Input data ::
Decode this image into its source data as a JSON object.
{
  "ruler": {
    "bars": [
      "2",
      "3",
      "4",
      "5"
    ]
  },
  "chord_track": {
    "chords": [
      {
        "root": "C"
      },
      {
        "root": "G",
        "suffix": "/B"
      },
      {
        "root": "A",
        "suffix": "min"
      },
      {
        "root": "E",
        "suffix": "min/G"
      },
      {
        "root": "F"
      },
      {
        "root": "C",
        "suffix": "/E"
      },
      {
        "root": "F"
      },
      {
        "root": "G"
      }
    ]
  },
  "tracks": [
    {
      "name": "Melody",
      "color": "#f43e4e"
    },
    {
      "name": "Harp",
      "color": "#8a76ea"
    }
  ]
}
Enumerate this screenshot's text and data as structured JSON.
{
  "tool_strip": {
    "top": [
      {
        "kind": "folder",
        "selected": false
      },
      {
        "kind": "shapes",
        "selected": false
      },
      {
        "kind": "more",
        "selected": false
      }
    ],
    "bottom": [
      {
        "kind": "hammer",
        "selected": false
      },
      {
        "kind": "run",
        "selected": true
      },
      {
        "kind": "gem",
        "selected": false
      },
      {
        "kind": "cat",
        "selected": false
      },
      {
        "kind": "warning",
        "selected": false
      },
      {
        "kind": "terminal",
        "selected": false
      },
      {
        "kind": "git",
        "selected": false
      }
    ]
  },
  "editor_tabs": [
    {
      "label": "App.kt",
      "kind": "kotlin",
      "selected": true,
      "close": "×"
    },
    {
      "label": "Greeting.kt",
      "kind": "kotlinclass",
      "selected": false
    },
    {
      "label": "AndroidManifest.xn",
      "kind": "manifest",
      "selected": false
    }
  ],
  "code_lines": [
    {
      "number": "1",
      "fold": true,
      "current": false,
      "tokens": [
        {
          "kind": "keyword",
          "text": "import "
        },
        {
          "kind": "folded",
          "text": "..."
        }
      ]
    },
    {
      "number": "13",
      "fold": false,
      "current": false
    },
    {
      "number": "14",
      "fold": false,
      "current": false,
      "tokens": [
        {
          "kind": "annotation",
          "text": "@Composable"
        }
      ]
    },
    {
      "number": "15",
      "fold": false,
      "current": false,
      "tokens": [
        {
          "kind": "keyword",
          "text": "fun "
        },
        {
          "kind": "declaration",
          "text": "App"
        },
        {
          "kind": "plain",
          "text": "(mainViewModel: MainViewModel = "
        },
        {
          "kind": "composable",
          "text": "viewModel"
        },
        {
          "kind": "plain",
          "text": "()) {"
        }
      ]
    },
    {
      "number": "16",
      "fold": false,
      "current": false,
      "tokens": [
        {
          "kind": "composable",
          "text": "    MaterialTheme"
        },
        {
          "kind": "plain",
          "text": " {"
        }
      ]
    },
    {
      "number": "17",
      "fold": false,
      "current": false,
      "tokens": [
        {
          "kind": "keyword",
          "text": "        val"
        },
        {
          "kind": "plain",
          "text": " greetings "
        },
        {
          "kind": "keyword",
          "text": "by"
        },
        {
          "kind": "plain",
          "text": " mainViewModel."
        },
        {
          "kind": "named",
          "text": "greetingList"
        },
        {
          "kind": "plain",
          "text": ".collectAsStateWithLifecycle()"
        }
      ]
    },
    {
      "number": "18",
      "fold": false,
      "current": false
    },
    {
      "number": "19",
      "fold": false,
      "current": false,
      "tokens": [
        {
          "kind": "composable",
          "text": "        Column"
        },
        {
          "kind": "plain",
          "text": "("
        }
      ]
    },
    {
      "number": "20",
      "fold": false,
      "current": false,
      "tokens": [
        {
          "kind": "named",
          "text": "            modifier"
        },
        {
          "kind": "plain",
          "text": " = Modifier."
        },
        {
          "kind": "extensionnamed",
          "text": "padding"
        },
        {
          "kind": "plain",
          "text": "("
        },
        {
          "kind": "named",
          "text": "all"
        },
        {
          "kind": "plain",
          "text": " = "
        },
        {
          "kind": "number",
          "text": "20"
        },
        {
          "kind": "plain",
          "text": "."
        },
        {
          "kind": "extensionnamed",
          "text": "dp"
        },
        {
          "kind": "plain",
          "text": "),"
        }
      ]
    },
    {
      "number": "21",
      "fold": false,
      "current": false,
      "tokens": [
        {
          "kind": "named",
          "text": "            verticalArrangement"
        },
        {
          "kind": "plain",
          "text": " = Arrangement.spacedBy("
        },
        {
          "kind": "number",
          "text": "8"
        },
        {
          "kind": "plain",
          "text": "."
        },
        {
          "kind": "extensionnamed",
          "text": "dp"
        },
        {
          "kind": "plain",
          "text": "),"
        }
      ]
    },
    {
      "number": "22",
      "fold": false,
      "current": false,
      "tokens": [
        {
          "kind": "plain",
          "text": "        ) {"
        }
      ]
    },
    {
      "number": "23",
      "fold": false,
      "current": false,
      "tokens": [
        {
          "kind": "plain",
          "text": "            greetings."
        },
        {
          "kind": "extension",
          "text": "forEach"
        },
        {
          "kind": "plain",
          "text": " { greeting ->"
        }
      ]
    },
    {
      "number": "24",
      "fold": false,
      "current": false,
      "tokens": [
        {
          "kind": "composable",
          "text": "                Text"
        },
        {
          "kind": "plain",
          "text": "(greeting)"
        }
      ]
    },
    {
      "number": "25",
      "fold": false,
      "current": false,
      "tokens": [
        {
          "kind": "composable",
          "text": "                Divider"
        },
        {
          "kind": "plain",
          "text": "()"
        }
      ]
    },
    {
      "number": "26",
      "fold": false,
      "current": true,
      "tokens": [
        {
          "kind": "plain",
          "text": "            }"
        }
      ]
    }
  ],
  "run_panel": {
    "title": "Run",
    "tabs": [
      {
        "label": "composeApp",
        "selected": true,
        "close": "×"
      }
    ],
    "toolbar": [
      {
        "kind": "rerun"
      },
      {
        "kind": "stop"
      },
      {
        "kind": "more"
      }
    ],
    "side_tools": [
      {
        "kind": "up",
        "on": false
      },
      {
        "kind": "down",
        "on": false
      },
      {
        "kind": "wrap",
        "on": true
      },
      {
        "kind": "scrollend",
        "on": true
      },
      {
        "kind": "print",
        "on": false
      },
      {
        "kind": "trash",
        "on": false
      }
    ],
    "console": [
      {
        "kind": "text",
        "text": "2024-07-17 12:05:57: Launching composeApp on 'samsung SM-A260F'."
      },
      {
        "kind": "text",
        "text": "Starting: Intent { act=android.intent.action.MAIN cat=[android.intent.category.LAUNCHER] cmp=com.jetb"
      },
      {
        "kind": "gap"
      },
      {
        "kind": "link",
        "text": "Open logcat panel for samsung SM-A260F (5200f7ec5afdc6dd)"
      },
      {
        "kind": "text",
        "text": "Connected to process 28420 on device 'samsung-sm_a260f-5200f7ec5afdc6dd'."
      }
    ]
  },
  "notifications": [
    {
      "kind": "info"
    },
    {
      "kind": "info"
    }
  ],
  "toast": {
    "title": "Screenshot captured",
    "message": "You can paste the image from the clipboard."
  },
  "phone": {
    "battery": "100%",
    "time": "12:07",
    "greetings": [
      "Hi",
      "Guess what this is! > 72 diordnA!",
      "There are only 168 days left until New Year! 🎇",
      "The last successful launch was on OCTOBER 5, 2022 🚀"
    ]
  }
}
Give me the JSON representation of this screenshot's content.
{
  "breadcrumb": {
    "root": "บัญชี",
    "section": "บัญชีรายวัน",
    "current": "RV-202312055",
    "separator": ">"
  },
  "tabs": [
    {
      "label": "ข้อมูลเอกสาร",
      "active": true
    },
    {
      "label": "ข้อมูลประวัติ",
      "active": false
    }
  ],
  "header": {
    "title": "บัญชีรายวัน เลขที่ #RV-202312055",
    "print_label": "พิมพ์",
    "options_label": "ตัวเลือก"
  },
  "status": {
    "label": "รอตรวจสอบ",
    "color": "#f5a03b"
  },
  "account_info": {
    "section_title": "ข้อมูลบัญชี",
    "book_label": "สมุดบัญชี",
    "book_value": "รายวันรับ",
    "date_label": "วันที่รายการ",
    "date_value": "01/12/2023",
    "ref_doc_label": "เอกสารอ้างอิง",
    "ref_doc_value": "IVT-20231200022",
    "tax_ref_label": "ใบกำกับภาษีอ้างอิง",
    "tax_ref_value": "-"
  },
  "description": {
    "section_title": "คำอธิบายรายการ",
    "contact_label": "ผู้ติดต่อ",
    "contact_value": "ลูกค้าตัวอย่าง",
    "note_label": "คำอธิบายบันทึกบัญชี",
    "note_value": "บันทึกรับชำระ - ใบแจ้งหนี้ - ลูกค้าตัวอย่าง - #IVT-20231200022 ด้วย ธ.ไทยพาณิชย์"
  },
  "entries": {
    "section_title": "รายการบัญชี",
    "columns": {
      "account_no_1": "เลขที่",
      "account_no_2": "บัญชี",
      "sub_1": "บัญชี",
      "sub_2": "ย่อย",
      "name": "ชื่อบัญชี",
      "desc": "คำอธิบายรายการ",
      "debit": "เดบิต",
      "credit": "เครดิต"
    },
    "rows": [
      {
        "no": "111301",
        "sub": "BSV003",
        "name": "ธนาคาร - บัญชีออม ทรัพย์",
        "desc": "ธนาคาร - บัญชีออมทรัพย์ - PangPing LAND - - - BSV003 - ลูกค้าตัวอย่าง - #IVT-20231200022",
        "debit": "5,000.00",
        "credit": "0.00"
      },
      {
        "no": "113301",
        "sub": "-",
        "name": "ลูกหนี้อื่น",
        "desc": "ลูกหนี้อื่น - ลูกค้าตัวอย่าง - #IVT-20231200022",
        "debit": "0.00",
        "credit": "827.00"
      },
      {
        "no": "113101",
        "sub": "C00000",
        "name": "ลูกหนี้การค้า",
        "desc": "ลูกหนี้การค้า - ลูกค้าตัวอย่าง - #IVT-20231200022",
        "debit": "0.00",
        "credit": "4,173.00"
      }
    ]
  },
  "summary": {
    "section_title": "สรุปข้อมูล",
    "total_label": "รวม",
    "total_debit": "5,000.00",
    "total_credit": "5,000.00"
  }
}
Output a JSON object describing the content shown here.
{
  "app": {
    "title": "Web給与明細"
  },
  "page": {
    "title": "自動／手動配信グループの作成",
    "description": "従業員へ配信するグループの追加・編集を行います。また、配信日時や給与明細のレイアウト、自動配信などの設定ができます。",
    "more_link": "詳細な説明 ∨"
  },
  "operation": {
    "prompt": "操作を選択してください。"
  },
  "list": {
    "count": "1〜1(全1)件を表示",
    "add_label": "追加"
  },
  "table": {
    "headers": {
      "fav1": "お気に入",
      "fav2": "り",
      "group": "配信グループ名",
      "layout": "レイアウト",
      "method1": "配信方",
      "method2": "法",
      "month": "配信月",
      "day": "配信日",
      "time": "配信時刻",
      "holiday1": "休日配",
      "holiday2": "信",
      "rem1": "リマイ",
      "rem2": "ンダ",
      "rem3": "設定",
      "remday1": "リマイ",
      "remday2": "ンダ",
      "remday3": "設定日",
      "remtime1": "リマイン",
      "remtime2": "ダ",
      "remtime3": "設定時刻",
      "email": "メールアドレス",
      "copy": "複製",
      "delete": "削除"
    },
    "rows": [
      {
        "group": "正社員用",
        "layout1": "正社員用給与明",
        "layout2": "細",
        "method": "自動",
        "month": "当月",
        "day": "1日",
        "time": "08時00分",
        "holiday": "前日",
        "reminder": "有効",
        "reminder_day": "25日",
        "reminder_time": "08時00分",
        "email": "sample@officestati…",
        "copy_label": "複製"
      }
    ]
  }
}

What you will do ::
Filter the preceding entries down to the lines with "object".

Exercise answer ::
Decode this image into its source data as a JSON object.
Output a JSON object describing the content shown here.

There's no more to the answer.